Deliveroo has been forced to deny that it has been targeted by hackers after an investigation found some customers were charged for food they had not ordered.
A probe by the BBC's Watchdog show due to be shown tonight, found several examples of customers who were billed hundreds of pounds for food deliveries they did not make.
The company said there has been no breach of customers' financial information and put it down to users' own password security.
"We are aware of these cases raised by Watchdog - they involve stolen food, not credit card numbers. These issues occur when criminals use a password stolen from another service unrelated to our company in a major data breach," the startup said.
"The stolen password is then used to fraudulently access someone's account. This is why we urge customers to use strong and unique passwords for every service they use."
The firm also stated a number of measures it used to ensure the security of customers' information, including anti-fraud measures and anomaly detection techniques with machine learning to detect unusual activity and block it.
"It is our policy not to comment on specific anti-fraud countermeasures because we don't want to provide public guidelines on how we detect fraud to criminals," the company said in a statement.
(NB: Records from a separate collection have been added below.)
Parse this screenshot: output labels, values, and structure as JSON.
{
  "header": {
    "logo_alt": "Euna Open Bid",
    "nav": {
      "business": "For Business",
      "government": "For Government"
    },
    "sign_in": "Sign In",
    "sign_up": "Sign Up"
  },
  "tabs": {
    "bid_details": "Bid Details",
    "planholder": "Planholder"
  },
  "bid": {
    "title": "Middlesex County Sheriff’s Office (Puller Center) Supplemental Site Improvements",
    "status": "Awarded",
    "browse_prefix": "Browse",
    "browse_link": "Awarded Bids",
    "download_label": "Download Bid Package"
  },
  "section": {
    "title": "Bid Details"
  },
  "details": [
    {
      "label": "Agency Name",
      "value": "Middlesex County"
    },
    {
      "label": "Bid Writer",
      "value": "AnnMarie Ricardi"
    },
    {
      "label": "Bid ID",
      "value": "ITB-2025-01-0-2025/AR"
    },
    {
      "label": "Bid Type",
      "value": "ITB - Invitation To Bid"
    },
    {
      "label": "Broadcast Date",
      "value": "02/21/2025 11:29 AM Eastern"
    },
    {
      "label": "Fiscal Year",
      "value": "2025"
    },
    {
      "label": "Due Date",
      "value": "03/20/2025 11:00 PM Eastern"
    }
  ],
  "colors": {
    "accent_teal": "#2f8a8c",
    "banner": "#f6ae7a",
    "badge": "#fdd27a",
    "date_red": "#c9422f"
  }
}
"That said, we can assure customers that we are constantly improving our security measures, and make regular upgrades to our practices. Recently, this included frequently asking customers to verify themselves when entering a new address."
It also said that it worked closely with customers in fraud cases, including reimbursing money and working with authorities where appropriate.
The fraud is just one example of the "domino effect" of hacks, where stolen credentials can be used to log into multiple online accounts other than the one directly targeted.
“This illustrates an interesting ‘chaining’ or ‘domino effect’ that data breaches can have across multiple organisations," said Kevin Cunningham, founder of the identity management software company Sailpoint.
"Taking stolen credentials from one breach and using them to access another website, all because a user chose to reuse a password across multiple sites is a very common occurrence.
"Use a unique password for every application. Make sure the password is long and more complex – ideally twelve characters should be thought of as a minimum."
Some Uber customers have also been subject to fraudulent activity, being charged for journeys they took in countries they never visited. The startup also said it was not targeted by hackers and does not store credit card details itself (a third party does), but it said reusing passwords was behind the fraud.
It comes as concerns were raised around striking the balance between making online shopping simple for customers and ensuring transactions are secure.
The European Banking Authority plans to introduce new rules under the wider Payment Services Directive (PSD2) regulation which will require two-factor authentication for any transactions over €10.
This will mean a password, biometric verifications or code will be needed as standard, putting an end to one-click checkouts and automatic in-app payments where card details are already stored - processes used by the likes of Deliveroo, Uber, Amazon and many online companies.
However, Visa has warned that the plans will cause serious disruption for customers and online retailers.
"The plans will bring a host of complications and inconveniences including more declined transactions and longer and more complicated checkout experiences with little if any benefit to consumers," said chief risk officer for Visa Europe Peter Bayley, noting that fraudulent payments accounted for less than five cents in every €100 spent and that merchants and banks are prepared to take on the risk to ensure seamless shopping experiences.
“Managing payments is always about balancing security and convenience. If you tip the balance too far one way, you end up making it either too difficult or too risky for consumers to make purchases wherever, whenever and on whatever device they want. Either way it annoys consumers and damages businesses’ potential to sell their goods and services."